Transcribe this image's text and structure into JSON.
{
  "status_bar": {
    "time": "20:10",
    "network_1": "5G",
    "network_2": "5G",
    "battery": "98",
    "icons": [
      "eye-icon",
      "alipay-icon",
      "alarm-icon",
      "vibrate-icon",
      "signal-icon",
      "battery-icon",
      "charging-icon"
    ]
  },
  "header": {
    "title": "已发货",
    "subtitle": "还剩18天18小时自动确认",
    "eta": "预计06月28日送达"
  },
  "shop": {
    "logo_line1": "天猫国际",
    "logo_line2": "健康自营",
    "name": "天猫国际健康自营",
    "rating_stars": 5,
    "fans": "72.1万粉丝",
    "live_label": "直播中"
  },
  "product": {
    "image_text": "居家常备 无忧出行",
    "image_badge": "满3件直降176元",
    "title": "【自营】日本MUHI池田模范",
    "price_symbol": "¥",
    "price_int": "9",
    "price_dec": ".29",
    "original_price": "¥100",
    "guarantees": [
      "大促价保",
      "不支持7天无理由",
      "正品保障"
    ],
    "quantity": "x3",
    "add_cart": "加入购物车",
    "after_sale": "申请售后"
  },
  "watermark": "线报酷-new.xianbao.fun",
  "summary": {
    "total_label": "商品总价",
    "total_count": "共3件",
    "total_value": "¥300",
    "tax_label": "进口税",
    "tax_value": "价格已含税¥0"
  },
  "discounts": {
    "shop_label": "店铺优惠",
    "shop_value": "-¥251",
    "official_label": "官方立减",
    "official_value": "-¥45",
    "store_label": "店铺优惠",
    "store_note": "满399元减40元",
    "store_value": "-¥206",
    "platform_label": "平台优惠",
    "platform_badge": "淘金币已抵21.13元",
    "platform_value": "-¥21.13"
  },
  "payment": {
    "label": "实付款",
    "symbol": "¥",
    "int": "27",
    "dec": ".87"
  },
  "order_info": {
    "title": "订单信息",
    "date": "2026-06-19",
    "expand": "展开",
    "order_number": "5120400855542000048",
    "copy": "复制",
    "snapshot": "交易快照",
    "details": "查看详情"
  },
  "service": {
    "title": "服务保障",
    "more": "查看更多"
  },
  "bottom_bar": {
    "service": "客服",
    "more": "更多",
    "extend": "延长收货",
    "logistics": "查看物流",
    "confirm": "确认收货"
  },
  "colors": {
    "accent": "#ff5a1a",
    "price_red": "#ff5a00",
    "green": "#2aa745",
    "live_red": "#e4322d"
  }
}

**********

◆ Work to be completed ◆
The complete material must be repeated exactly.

◆ Finished task ◆
Transcribe this image's text and structure into JSON.
{
  "status_bar": {
    "time": "20:10",
    "network_1": "5G",
    "network_2": "5G",
    "battery": "98",
    "icons": [
      "eye-icon",
      "alipay-icon",
      "alarm-icon",
      "vibrate-icon",
      "signal-icon",
      "battery-icon",
      "charging-icon"
    ]
  },
  "header": {
    "title": "已发货",
    "subtitle": "还剩18天18小时自动确认",
    "eta": "预计06月28日送达"
  },
  "shop": {
    "logo_line1": "天猫国际",
    "logo_line2": "健康自营",
    "name": "天猫国际健康自营",
    "rating_stars": 5,
    "fans": "72.1万粉丝",
    "live_label": "直播中"
  },
  "product": {
    "image_text": "居家常备 无忧出行",
    "image_badge": "满3件直降176元",
    "title": "【自营】日本MUHI池田模范",
    "price_symbol": "¥",
    "price_int": "9",
    "price_dec": ".29",
    "original_price": "¥100",
    "guarantees": [
      "大促价保",
      "不支持7天无理由",
      "正品保障"
    ],
    "quantity": "x3",
    "add_cart": "加入购物车",
    "after_sale": "申请售后"
  },
  "watermark": "线报酷-new.xianbao.fun",
  "summary": {
    "total_label": "商品总价",
    "total_count": "共3件",
    "total_value": "¥300",
    "tax_label": "进口税",
    "tax_value": "价格已含税¥0"
  },
  "discounts": {
    "shop_label": "店铺优惠",
    "shop_value": "-¥251",
    "official_label": "官方立减",
    "official_value": "-¥45",
    "store_label": "店铺优惠",
    "store_note": "满399元减40元",
    "store_value": "-¥206",
    "platform_label": "平台优惠",
    "platform_badge": "淘金币已抵21.13元",
    "platform_value": "-¥21.13"
  },
  "payment": {
    "label": "实付款",
    "symbol": "¥",
    "int": "27",
    "dec": ".87"
  },
  "order_info": {
    "title": "订单信息",
    "date": "2026-06-19",
    "expand": "展开",
    "order_number": "5120400855542000048",
    "copy": "复制",
    "snapshot": "交易快照",
    "details": "查看详情"
  },
  "service": {
    "title": "服务保障",
    "more": "查看更多"
  },
  "bottom_bar": {
    "service": "客服",
    "more": "更多",
    "extend": "延长收货",
    "logistics": "查看物流",
    "confirm": "确认收货"
  },
  "colors": {
    "accent": "#ff5a1a",
    "price_red": "#ff5a00",
    "green": "#2aa745",
    "live_red": "#e4322d"
  }
}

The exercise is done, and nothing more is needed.